Exercise instructions: Note every line in the entries that contains the string "image", and copy it.

[Interface dataset entries]

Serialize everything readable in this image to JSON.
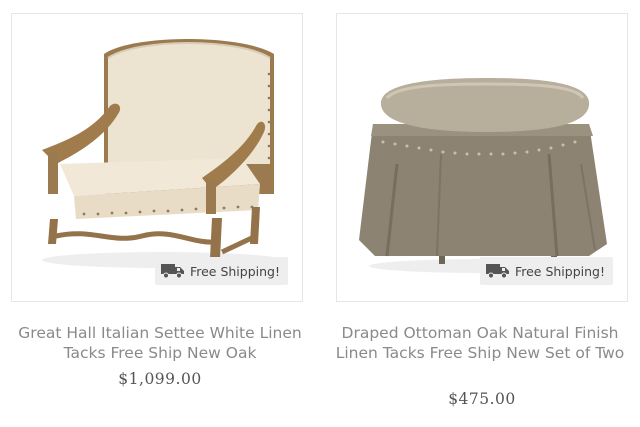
{
  "products": [
    {
      "title": "Great Hall Italian Settee White Linen Tacks Free Ship New Oak",
      "price": "$1,099.00",
      "badge": "Free Shipping!",
      "image_icon": "settee-image"
    },
    {
      "title": "Draped Ottoman Oak Natural Finish Linen Tacks Free Ship New Set of Two",
      "price": "$475.00",
      "badge": "Free Shipping!",
      "image_icon": "ottoman-image"
    }
  ],
  "colors": {
    "title_text": "#8a8a8a",
    "price_text": "#555555",
    "badge_bg": "#eeeeee",
    "card_border": "#e6e6e6"
  }
}
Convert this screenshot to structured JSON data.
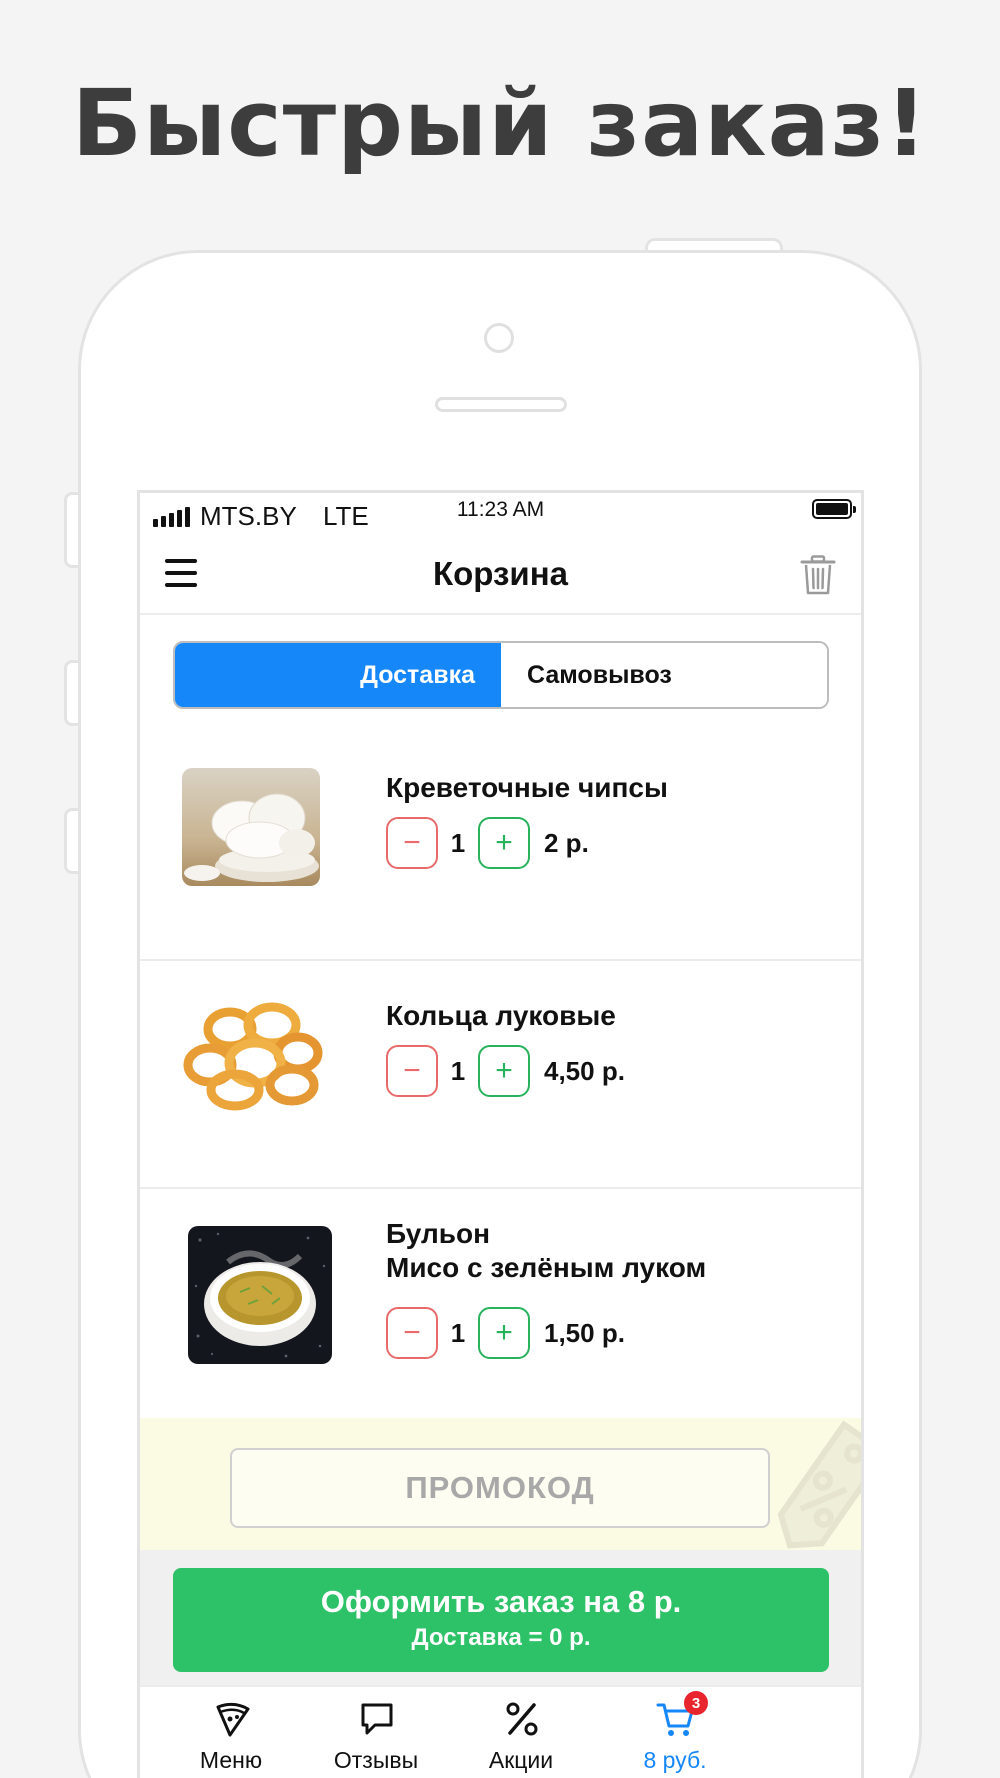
{
  "headline": "Быстрый заказ!",
  "status_bar": {
    "carrier": "MTS.BY",
    "network": "LTE",
    "time": "11:23 AM"
  },
  "nav": {
    "title": "Корзина"
  },
  "delivery_toggle": {
    "options": [
      "Доставка",
      "Самовывоз"
    ],
    "selected": "Доставка"
  },
  "cart_items": [
    {
      "name": "Креветочные чипсы",
      "quantity": "1",
      "price": "2 р."
    },
    {
      "name": "Кольца луковые",
      "quantity": "1",
      "price": "4,50 р."
    },
    {
      "name_line1": "Бульон",
      "name_line2": "Мисо с зелёным луком",
      "quantity": "1",
      "price": "1,50 р."
    }
  ],
  "qty_controls": {
    "minus": "−",
    "plus": "+"
  },
  "promo": {
    "placeholder": "ПРОМОКОД"
  },
  "checkout": {
    "line1": "Оформить заказ на 8 р.",
    "line2": "Доставка = 0 р."
  },
  "tabbar": {
    "items": [
      {
        "label": "Меню",
        "icon": "pizza-slice-icon"
      },
      {
        "label": "Отзывы",
        "icon": "speech-bubble-icon"
      },
      {
        "label": "Акции",
        "icon": "percent-icon"
      },
      {
        "label": "8 руб.",
        "icon": "cart-icon",
        "badge": "3"
      }
    ],
    "active_index": 3
  },
  "colors": {
    "accent_blue": "#1687f9",
    "checkout_green": "#2dc168",
    "minus_red": "#e86a6a",
    "plus_green": "#27b25b",
    "badge_red": "#e8242d",
    "promo_band": "#fbfae3"
  }
}
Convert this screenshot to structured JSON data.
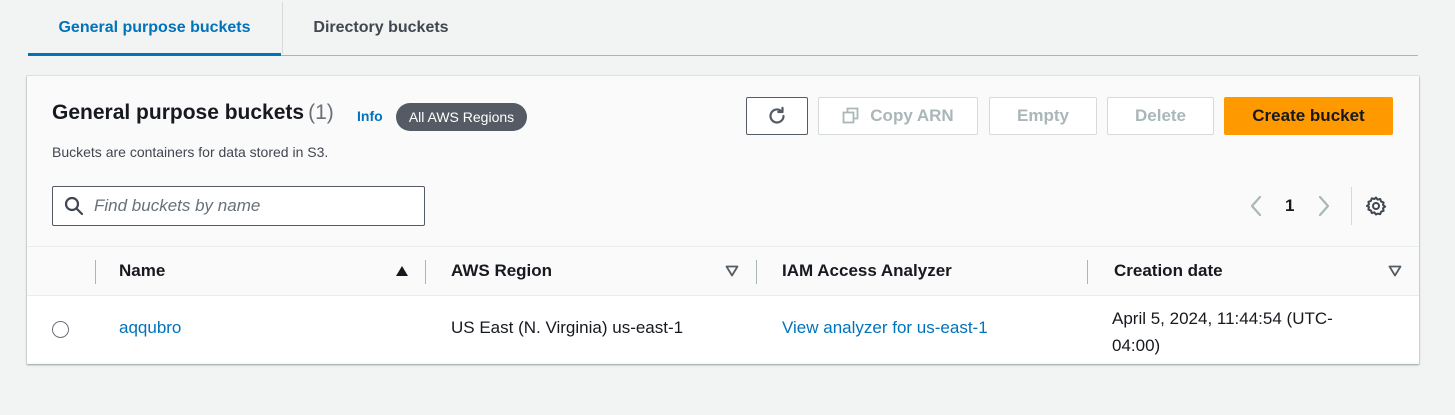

Task output:
Serialize everything readable in this image to JSON.
      "image_icon": "settee-image"
      "image_icon": "ottoman-image"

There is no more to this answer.